BPA Educates PA PUC on Cost Effectiveness Testing Reforms
As the Pennsylvania Public Utilities Commission (PA PUC) gears up to implement Phase IV of Act 129, BPA and a coalition of Pennsylvania based non-profit groups have launched an education campaign to bring the best practices in energy efficiency programs from around the country to Harrisburg.
On October 28, 2019, the National Efficiency Screening Project conducted a briefing session on National Standard Practice Manual reforms for PA PUC staff.
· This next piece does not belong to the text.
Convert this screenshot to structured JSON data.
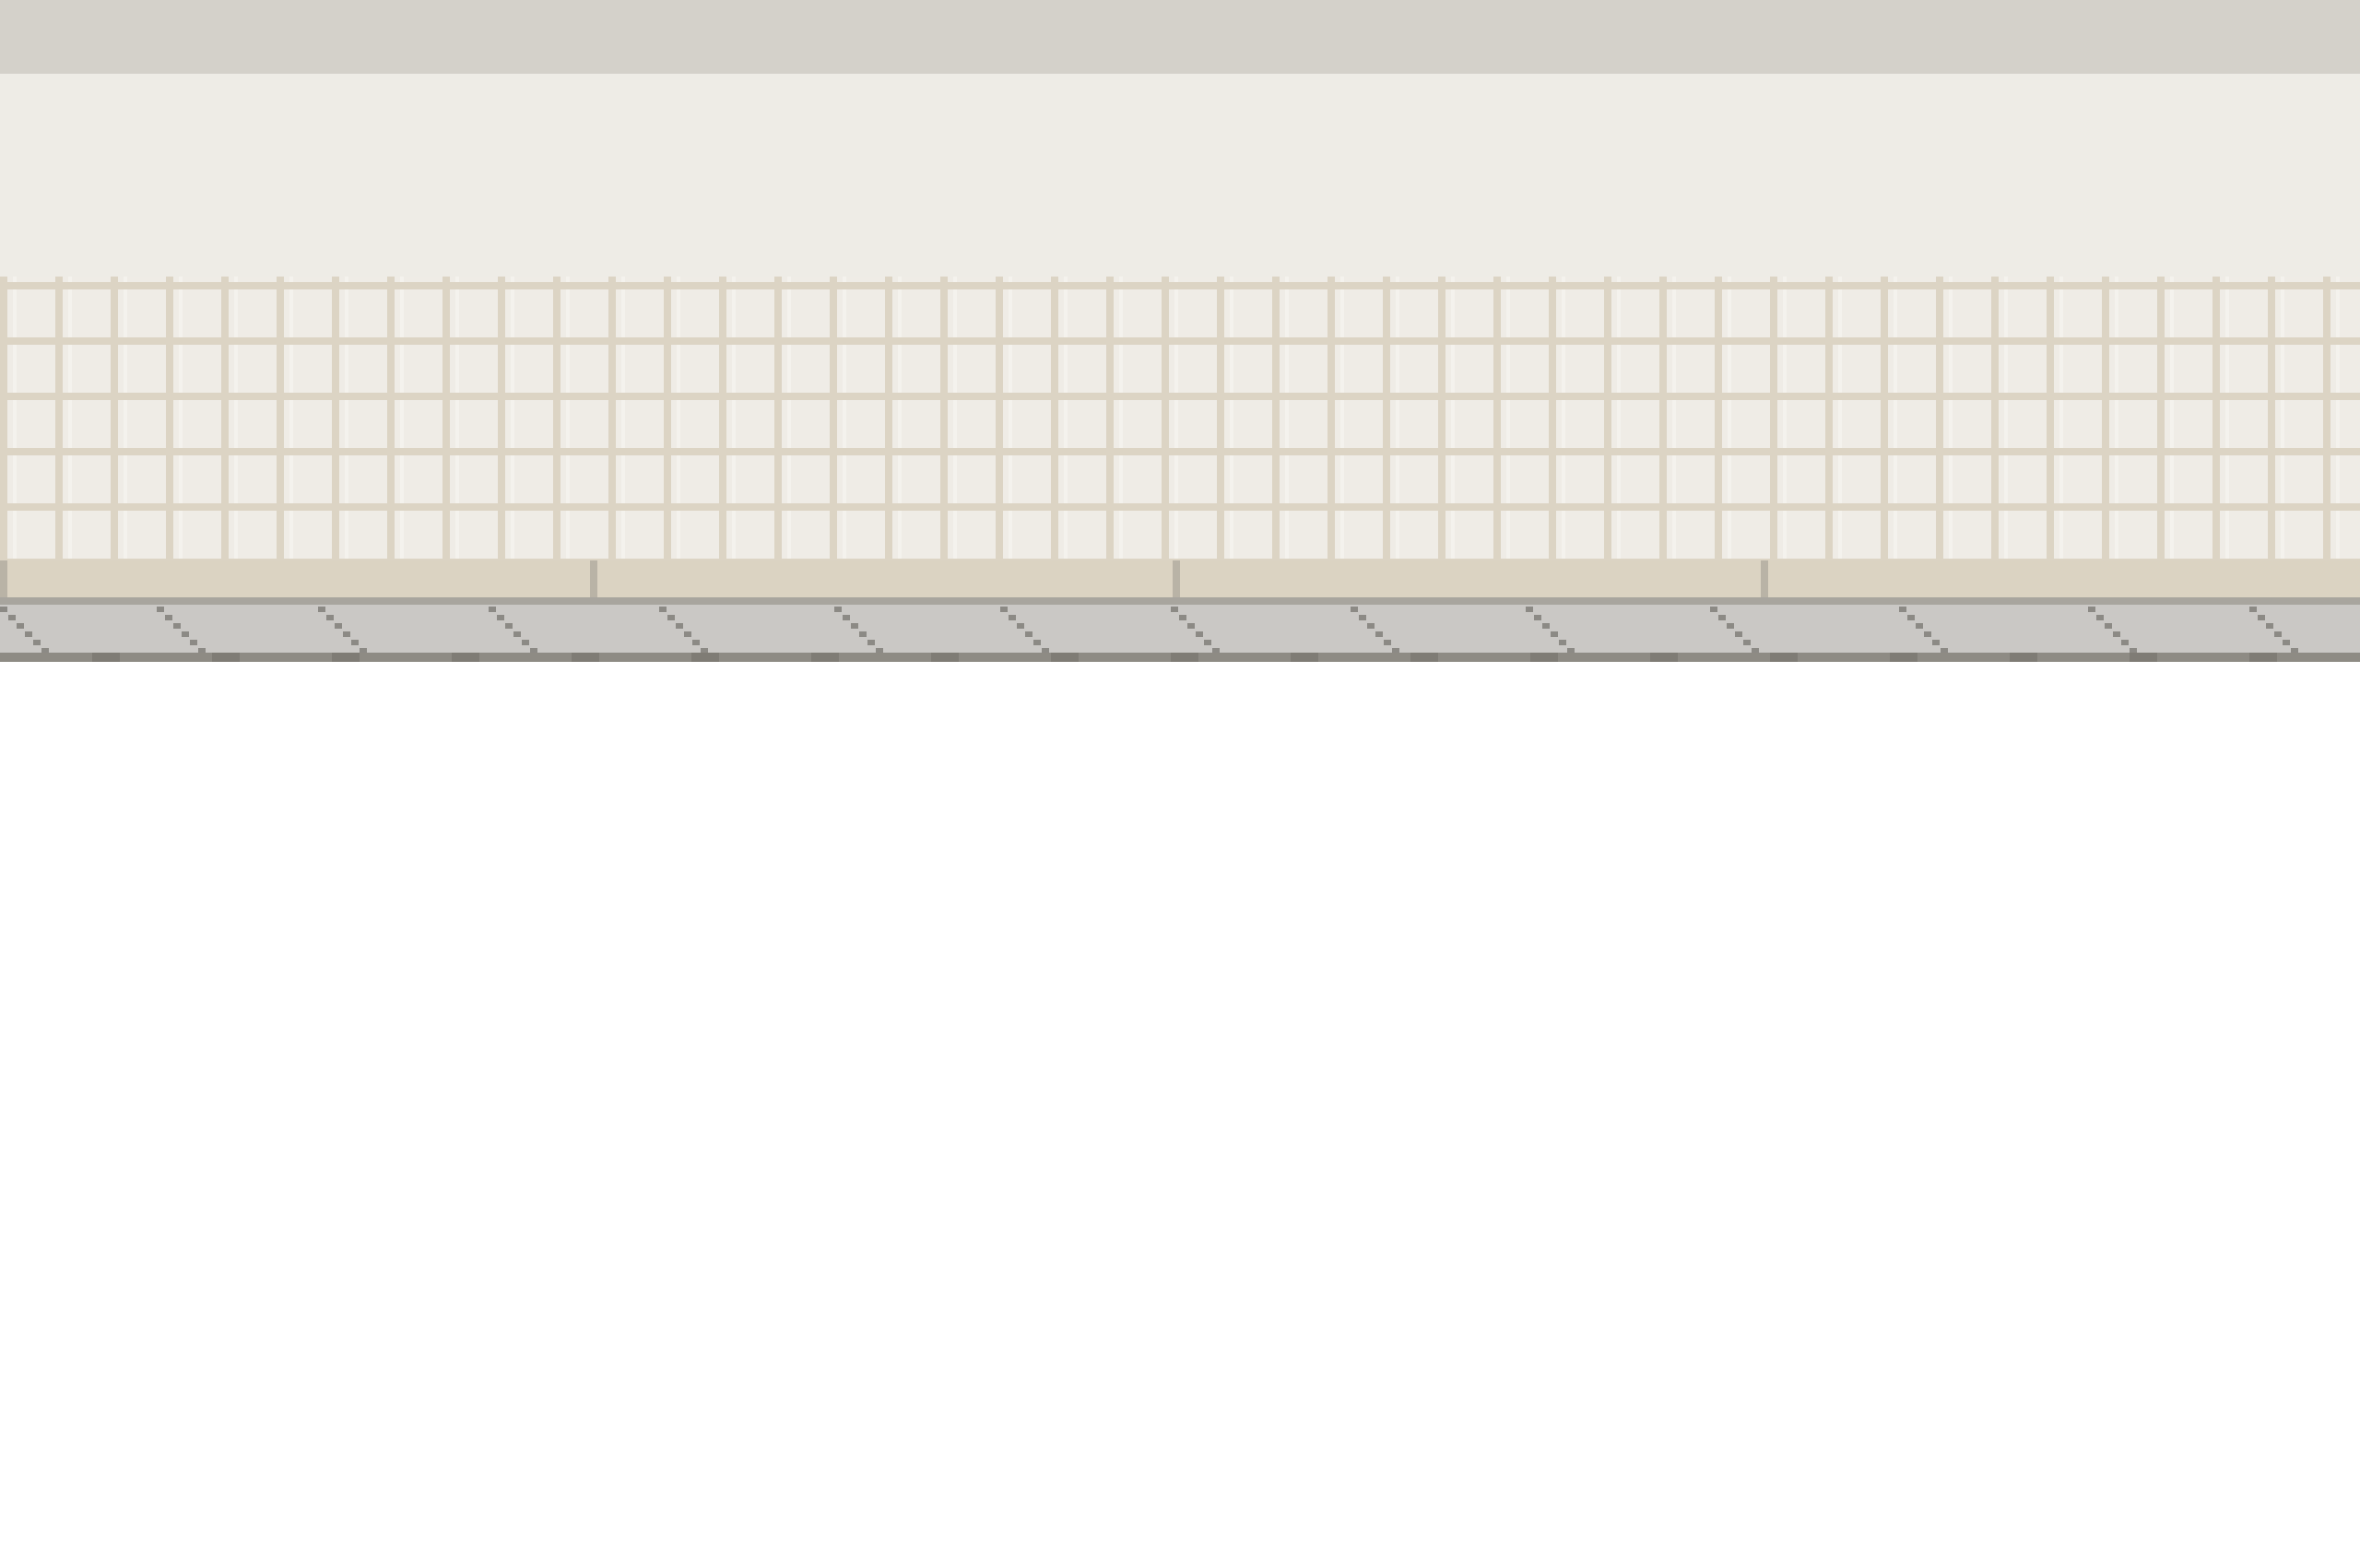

Attendees were able to learn from NSPM case studies about how states like Arkansas, New Hampshire, Rhode Island and Minnesota are modernizing and updating their cost effectiveness testing practices to advance energy efficiency programs, create jobs, save ratepayers money and make utility systems more reliant and resilient.
On November 1, 2019, a coalition of PennFuture, the Pennsylvania Chapter of the Sierra Club, the Clean Air Council, the Philadelphia Solar Energy Association, NRDC and the Building Performance Association filed comments before the PA PUC on 2021Total Resource Cost (TRC) Test Tentative Order of September 19, 2019 at Docket No. M-2019-3006868. The joint comments urged the PA PUC to consider reforms to take advantage of the fastest growing clean energy industry in the U.S. – energy efficiency.
The joint comments noted that the energy efficiency opportunity for Pennsylvania is enormous. However, according to Energy Efficiency Jobs in America, Pennsylvania’s 68,820 energy efficiency jobs are approximately just one half of the per capita employment rate of neighboring Maryland. The joint comments saluted the PA PUC for some of the proposed changes made in the Tentative TRC Order of September 19, 2019, but added the following suggestions:
- We believe that job creation and economic development impacts are and should be critical considerations in the policy making deliberations of all Pennsylvania state agencies, offices and commissions;
- We respectfully request that the PA PUC commence a process that applies the NSPM to the Act 129 Total Resource Cost test;
- We strongly urge the PA PUC to devote more time, attention and resources to its updates of the TRC Manual and the Pennsylvania Technical Reference Manual (PA TRM);
- We encourage the PA PUC to re-examine the basis for its 2015 decision on “non-electric benefits” or non-energy impacts and provide additional details on why that position merits continued support in 2019; and
- We respectfully request that the PA PUC consider all of the Commonwealth’s policy goals prior to approving the Tentative Order by conducting an NSPM review of the PA TRC.
Because a few November 1, 2019 comments at Docket No. M-2019-3006868 discounted the value of demand response programs in Pennsylvania, BPA also submitted Reply Comments on November 12, 2019. BPA’s Reply comments cited recent studies on demand response programs demonstrating that “customer benefits include utility bill savings, easier program participation, increased resource and service options, and greater satisfaction.” Given the success of technical advisory councils in other states, the BPA Reply comments also concluded with a request that the PA PUC “maintain its current policies toward DR and consider creating an advisory council or stakeholder group on energy efficiency policy issues.”
BPA and coalition partners will continue to monitor progress at the PA PUC on cost effectiveness testing reforms and educate PA stakeholders on how other states are moving forward and innovating on energy efficiency program reforms.